─── GIVEN INFORMATION

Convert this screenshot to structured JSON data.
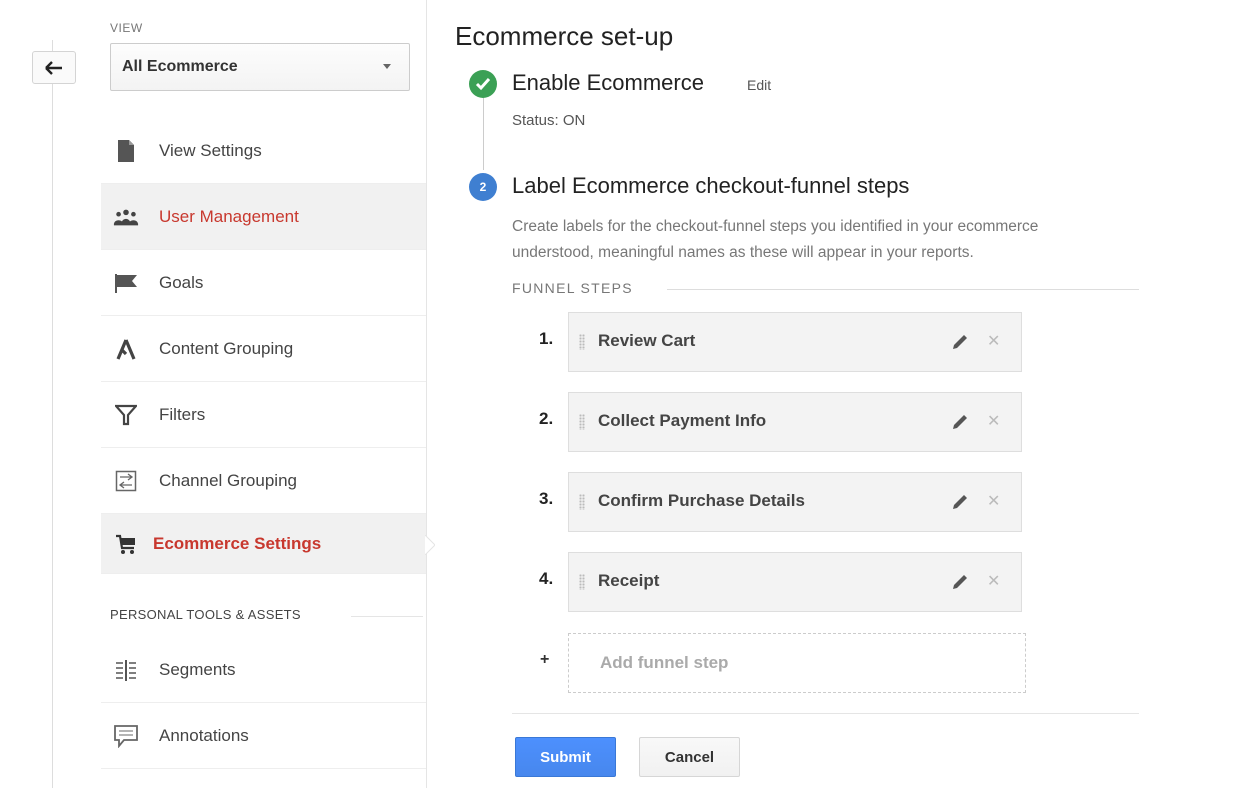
{
  "sidebar": {
    "view_label": "VIEW",
    "view_selected": "All Ecommerce",
    "items": [
      {
        "label": "View Settings",
        "icon": "document-icon"
      },
      {
        "label": "User Management",
        "icon": "users-icon"
      },
      {
        "label": "Goals",
        "icon": "flag-icon"
      },
      {
        "label": "Content Grouping",
        "icon": "content-grouping-icon"
      },
      {
        "label": "Filters",
        "icon": "filter-icon"
      },
      {
        "label": "Channel Grouping",
        "icon": "channel-grouping-icon"
      },
      {
        "label": "Ecommerce Settings",
        "icon": "cart-icon"
      }
    ],
    "personal_section_title": "PERSONAL TOOLS & ASSETS",
    "personal_items": [
      {
        "label": "Segments",
        "icon": "segments-icon"
      },
      {
        "label": "Annotations",
        "icon": "annotation-icon"
      }
    ]
  },
  "main": {
    "title": "Ecommerce set-up",
    "step1": {
      "title": "Enable Ecommerce",
      "edit": "Edit",
      "status": "Status: ON"
    },
    "step2": {
      "badge": "2",
      "title": "Label Ecommerce checkout-funnel steps",
      "desc_line1": "Create labels for the checkout-funnel steps you identified in your ecommerce",
      "desc_line2": "understood, meaningful names as these will appear in your reports."
    },
    "funnel_label": "FUNNEL STEPS",
    "funnel_steps": [
      {
        "num": "1.",
        "name": "Review Cart"
      },
      {
        "num": "2.",
        "name": "Collect Payment Info"
      },
      {
        "num": "3.",
        "name": "Confirm Purchase Details"
      },
      {
        "num": "4.",
        "name": "Receipt"
      }
    ],
    "add_plus": "+",
    "add_step_placeholder": "Add funnel step",
    "submit_label": "Submit",
    "cancel_label": "Cancel"
  },
  "colors": {
    "accent_red": "#c8382e",
    "success_green": "#3ba055",
    "primary_blue": "#4d90fe"
  }
}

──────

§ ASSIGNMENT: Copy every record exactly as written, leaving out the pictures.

§ SOLUTION:
Convert this screenshot to structured JSON data.
{
  "sidebar": {
    "view_label": "VIEW",
    "view_selected": "All Ecommerce",
    "items": [
      {
        "label": "View Settings",
        "icon": "document-icon"
      },
      {
        "label": "User Management",
        "icon": "users-icon"
      },
      {
        "label": "Goals",
        "icon": "flag-icon"
      },
      {
        "label": "Content Grouping",
        "icon": "content-grouping-icon"
      },
      {
        "label": "Filters",
        "icon": "filter-icon"
      },
      {
        "label": "Channel Grouping",
        "icon": "channel-grouping-icon"
      },
      {
        "label": "Ecommerce Settings",
        "icon": "cart-icon"
      }
    ],
    "personal_section_title": "PERSONAL TOOLS & ASSETS",
    "personal_items": [
      {
        "label": "Segments",
        "icon": "segments-icon"
      },
      {
        "label": "Annotations",
        "icon": "annotation-icon"
      }
    ]
  },
  "main": {
    "title": "Ecommerce set-up",
    "step1": {
      "title": "Enable Ecommerce",
      "edit": "Edit",
      "status": "Status: ON"
    },
    "step2": {
      "badge": "2",
      "title": "Label Ecommerce checkout-funnel steps",
      "desc_line1": "Create labels for the checkout-funnel steps you identified in your ecommerce",
      "desc_line2": "understood, meaningful names as these will appear in your reports."
    },
    "funnel_label": "FUNNEL STEPS",
    "funnel_steps": [
      {
        "num": "1.",
        "name": "Review Cart"
      },
      {
        "num": "2.",
        "name": "Collect Payment Info"
      },
      {
        "num": "3.",
        "name": "Confirm Purchase Details"
      },
      {
        "num": "4.",
        "name": "Receipt"
      }
    ],
    "add_plus": "+",
    "add_step_placeholder": "Add funnel step",
    "submit_label": "Submit",
    "cancel_label": "Cancel"
  },
  "colors": {
    "accent_red": "#c8382e",
    "success_green": "#3ba055",
    "primary_blue": "#4d90fe"
  }
}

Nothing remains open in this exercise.